Directions for this task —
Would you please output the data exactly, omitting no line?

Data for this exercise —
++++

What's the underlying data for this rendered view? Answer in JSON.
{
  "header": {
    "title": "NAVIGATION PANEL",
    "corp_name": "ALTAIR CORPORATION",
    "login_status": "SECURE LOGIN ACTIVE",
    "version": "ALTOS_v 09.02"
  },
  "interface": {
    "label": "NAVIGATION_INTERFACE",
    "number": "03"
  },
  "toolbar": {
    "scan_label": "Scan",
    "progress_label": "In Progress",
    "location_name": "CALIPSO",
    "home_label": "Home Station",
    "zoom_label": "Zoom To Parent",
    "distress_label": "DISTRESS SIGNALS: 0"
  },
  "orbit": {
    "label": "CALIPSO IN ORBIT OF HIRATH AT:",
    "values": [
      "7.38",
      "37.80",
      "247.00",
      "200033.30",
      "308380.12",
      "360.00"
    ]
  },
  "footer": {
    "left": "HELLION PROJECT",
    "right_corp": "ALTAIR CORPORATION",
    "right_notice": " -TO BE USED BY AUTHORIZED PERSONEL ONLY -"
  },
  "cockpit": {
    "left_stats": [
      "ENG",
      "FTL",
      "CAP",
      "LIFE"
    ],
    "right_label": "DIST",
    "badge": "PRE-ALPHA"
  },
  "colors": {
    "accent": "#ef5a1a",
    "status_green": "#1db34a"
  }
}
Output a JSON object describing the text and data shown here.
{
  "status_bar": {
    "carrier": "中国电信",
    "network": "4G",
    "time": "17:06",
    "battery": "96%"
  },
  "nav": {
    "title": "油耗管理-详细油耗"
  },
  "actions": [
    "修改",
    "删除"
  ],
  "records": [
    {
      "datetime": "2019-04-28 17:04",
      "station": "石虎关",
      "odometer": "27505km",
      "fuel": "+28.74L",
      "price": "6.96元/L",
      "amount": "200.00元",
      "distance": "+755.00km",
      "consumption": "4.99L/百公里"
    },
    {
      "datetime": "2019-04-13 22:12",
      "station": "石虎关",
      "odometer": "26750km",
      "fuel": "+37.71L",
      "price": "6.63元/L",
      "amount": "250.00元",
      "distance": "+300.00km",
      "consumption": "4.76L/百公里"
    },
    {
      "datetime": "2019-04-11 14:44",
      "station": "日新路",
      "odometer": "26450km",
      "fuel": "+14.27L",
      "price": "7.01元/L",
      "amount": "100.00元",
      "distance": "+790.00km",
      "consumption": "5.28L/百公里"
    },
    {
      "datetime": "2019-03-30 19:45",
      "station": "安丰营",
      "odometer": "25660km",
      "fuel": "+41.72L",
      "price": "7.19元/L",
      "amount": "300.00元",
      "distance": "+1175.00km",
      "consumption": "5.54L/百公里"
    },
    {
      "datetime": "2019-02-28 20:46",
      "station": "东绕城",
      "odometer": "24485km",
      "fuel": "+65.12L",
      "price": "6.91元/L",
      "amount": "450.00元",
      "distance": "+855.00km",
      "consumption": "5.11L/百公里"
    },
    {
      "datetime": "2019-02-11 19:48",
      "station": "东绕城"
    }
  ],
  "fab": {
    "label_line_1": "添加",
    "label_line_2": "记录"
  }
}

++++

Exercise solution —
What's the underlying data for this rendered view? Answer in JSON.
{
  "header": {
    "title": "NAVIGATION PANEL",
    "corp_name": "ALTAIR CORPORATION",
    "login_status": "SECURE LOGIN ACTIVE",
    "version": "ALTOS_v 09.02"
  },
  "interface": {
    "label": "NAVIGATION_INTERFACE",
    "number": "03"
  },
  "toolbar": {
    "scan_label": "Scan",
    "progress_label": "In Progress",
    "location_name": "CALIPSO",
    "home_label": "Home Station",
    "zoom_label": "Zoom To Parent",
    "distress_label": "DISTRESS SIGNALS: 0"
  },
  "orbit": {
    "label": "CALIPSO IN ORBIT OF HIRATH AT:",
    "values": [
      "7.38",
      "37.80",
      "247.00",
      "200033.30",
      "308380.12",
      "360.00"
    ]
  },
  "footer": {
    "left": "HELLION PROJECT",
    "right_corp": "ALTAIR CORPORATION",
    "right_notice": " -TO BE USED BY AUTHORIZED PERSONEL ONLY -"
  },
  "cockpit": {
    "left_stats": [
      "ENG",
      "FTL",
      "CAP",
      "LIFE"
    ],
    "right_label": "DIST",
    "badge": "PRE-ALPHA"
  },
  "colors": {
    "accent": "#ef5a1a",
    "status_green": "#1db34a"
  }
}
Output a JSON object describing the text and data shown here.
{
  "status_bar": {
    "carrier": "中国电信",
    "network": "4G",
    "time": "17:06",
    "battery": "96%"
  },
  "nav": {
    "title": "油耗管理-详细油耗"
  },
  "actions": [
    "修改",
    "删除"
  ],
  "records": [
    {
      "datetime": "2019-04-28 17:04",
      "station": "石虎关",
      "odometer": "27505km",
      "fuel": "+28.74L",
      "price": "6.96元/L",
      "amount": "200.00元",
      "distance": "+755.00km",
      "consumption": "4.99L/百公里"
    },
    {
      "datetime": "2019-04-13 22:12",
      "station": "石虎关",
      "odometer": "26750km",
      "fuel": "+37.71L",
      "price": "6.63元/L",
      "amount": "250.00元",
      "distance": "+300.00km",
      "consumption": "4.76L/百公里"
    },
    {
      "datetime": "2019-04-11 14:44",
      "station": "日新路",
      "odometer": "26450km",
      "fuel": "+14.27L",
      "price": "7.01元/L",
      "amount": "100.00元",
      "distance": "+790.00km",
      "consumption": "5.28L/百公里"
    },
    {
      "datetime": "2019-03-30 19:45",
      "station": "安丰营",
      "odometer": "25660km",
      "fuel": "+41.72L",
      "price": "7.19元/L",
      "amount": "300.00元",
      "distance": "+1175.00km",
      "consumption": "5.54L/百公里"
    },
    {
      "datetime": "2019-02-28 20:46",
      "station": "东绕城",
      "odometer": "24485km",
      "fuel": "+65.12L",
      "price": "6.91元/L",
      "amount": "450.00元",
      "distance": "+855.00km",
      "consumption": "5.11L/百公里"
    },
    {
      "datetime": "2019-02-11 19:48",
      "station": "东绕城"
    }
  ],
  "fab": {
    "label_line_1": "添加",
    "label_line_2": "记录"
  }
}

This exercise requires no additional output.